In the letter to Algerian Prime Minister Ahmed Ouyahia and three other senior officials, Orascom Telecom Chairman Naguib Sawiris said he was making his last request to the Algerian government to stop pressuring Djezzy.
He said the unit could not continue doing business unless there was an immediate resolution to the row–which centres around tax claims and allegations of currency violations. Orascom had already incurred billions of dollars in losses, Sawiris added.
Orascom Telecom has reluctantly agreed to negotiations with the Algerian government, which says it wants to nationalize Djezzy.
But Sawiris said it was increasingly unlikely Algeria would pay a fair price–something he said he would not accept.

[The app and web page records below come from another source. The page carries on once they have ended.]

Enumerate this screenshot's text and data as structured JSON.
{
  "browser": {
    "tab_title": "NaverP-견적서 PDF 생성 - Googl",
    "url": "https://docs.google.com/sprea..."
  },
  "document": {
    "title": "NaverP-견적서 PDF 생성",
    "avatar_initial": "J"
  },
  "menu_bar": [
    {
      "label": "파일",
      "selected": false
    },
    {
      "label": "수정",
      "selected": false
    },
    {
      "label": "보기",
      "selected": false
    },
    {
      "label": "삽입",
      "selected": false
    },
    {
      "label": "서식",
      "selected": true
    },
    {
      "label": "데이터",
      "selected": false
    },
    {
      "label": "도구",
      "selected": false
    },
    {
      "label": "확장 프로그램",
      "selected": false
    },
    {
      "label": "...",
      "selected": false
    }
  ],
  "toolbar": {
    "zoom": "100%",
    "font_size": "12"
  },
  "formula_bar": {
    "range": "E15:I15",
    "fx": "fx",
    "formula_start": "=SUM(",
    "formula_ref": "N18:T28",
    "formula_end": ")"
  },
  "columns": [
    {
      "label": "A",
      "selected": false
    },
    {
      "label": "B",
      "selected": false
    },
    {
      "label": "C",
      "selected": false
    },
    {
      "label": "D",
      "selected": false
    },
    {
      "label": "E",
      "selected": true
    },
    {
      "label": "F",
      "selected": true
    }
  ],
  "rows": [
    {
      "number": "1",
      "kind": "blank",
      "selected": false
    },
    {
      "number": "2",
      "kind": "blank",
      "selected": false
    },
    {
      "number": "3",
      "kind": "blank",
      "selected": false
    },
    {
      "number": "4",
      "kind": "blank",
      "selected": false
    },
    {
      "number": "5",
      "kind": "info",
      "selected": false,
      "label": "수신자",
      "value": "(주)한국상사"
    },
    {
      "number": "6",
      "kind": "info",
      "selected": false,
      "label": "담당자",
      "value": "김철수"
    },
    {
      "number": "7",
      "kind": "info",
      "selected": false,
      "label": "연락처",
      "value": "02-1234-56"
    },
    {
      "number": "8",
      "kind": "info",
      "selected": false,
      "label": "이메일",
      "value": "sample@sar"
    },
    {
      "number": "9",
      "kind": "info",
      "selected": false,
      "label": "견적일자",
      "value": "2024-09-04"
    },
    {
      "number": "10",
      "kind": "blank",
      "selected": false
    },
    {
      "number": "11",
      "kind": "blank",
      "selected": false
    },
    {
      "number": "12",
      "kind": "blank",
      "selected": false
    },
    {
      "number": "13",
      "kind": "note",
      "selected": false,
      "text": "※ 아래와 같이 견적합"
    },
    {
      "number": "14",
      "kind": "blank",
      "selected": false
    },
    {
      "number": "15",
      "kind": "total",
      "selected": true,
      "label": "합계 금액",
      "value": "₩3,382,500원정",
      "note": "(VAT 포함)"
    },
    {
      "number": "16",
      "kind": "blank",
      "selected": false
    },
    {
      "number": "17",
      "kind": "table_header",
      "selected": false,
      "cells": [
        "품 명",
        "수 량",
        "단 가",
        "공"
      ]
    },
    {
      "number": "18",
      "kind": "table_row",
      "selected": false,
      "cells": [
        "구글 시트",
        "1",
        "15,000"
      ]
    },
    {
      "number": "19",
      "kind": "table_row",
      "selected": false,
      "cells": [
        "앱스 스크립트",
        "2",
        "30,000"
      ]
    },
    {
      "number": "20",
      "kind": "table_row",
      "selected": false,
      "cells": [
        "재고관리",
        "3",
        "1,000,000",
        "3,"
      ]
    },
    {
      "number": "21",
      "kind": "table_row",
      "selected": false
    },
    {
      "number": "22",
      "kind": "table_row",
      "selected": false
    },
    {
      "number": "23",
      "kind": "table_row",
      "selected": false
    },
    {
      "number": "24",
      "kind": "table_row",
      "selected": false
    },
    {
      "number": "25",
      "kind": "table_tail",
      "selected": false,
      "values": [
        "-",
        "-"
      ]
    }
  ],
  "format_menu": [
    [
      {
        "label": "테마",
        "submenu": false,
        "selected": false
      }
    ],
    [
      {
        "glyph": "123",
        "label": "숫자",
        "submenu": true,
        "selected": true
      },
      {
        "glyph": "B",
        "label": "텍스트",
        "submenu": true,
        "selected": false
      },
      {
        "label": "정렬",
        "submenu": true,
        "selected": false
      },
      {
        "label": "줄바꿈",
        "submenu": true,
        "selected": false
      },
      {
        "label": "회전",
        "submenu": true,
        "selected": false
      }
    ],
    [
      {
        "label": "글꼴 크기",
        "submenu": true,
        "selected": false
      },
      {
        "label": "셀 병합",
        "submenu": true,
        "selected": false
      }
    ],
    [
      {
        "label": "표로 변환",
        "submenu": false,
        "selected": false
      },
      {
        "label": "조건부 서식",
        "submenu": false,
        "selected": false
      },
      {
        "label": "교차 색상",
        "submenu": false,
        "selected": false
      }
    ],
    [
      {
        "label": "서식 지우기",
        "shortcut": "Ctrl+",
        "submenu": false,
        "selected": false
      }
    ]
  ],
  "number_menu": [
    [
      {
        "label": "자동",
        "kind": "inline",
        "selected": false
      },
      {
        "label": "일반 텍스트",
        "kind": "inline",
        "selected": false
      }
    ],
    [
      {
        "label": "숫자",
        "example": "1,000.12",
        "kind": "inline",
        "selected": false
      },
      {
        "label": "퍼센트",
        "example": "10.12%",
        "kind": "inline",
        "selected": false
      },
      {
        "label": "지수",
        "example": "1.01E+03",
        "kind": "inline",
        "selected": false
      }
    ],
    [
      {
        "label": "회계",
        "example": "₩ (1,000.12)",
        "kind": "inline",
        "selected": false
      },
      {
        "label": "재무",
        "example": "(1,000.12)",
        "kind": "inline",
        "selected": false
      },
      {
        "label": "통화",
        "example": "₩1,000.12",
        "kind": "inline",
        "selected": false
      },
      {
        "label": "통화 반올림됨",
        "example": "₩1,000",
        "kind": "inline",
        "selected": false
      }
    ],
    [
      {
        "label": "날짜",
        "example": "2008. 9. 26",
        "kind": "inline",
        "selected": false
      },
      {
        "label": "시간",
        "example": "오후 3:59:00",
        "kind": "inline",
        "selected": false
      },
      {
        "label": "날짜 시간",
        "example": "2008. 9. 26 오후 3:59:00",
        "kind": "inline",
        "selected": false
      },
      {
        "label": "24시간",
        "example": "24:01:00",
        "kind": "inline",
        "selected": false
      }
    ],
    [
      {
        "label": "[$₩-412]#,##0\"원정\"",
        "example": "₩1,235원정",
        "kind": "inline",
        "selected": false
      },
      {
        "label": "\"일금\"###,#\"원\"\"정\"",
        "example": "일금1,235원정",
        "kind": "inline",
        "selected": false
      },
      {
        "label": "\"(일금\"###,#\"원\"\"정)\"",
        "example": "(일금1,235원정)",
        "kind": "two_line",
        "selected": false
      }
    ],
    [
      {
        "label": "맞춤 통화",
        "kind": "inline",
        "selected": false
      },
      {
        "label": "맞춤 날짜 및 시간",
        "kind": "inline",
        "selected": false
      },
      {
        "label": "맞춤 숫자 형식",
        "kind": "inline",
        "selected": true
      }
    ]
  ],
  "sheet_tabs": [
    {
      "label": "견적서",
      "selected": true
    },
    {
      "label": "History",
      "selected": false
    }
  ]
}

"We are concerned that we will be left with no choice but to seek redress through international arbitration proceedings," said the letter, which was dated 2 November.
Banking sources said that the Algerian government had said privately it would pay around US$2.5 billion for Djezzy, while Sawiris has made public reference to a previous US$7.8 billion offer for Djezzy from South Africa's MTN.
Analysts say Sawiris may consider selling off Orascom's assets piecemeal if the talks fall apart and a favorable resolution to Algeria cannot be found.
Algerian officials have said that all back-tax claims and other demands against Djezzy have been in accordance with the law, and that Algerian legislation gives it the right to nationalize the unit.